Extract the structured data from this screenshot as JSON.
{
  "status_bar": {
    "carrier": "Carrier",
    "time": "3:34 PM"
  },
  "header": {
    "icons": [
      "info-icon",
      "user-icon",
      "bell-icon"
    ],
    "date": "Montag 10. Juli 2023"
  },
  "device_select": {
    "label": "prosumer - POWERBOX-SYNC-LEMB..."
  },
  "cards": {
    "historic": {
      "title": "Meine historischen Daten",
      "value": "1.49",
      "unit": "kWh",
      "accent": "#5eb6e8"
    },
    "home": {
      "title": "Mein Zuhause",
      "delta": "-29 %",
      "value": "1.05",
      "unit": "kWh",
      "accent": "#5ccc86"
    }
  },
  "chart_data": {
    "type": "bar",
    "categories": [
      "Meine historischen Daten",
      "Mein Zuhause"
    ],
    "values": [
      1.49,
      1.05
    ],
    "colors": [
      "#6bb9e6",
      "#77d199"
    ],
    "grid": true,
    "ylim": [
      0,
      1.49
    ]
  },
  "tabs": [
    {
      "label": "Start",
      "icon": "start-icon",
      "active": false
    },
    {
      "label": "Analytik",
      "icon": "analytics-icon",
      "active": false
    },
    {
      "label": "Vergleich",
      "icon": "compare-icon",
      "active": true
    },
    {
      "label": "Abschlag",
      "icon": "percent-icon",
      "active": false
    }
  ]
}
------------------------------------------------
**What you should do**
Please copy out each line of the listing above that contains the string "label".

**Response to the task**
    "label": "prosumer - POWERBOX-SYNC-LEMB..."
      "label": "Start",
      "label": "Analytik",
      "label": "Vergleich",
      "label": "Abschlag",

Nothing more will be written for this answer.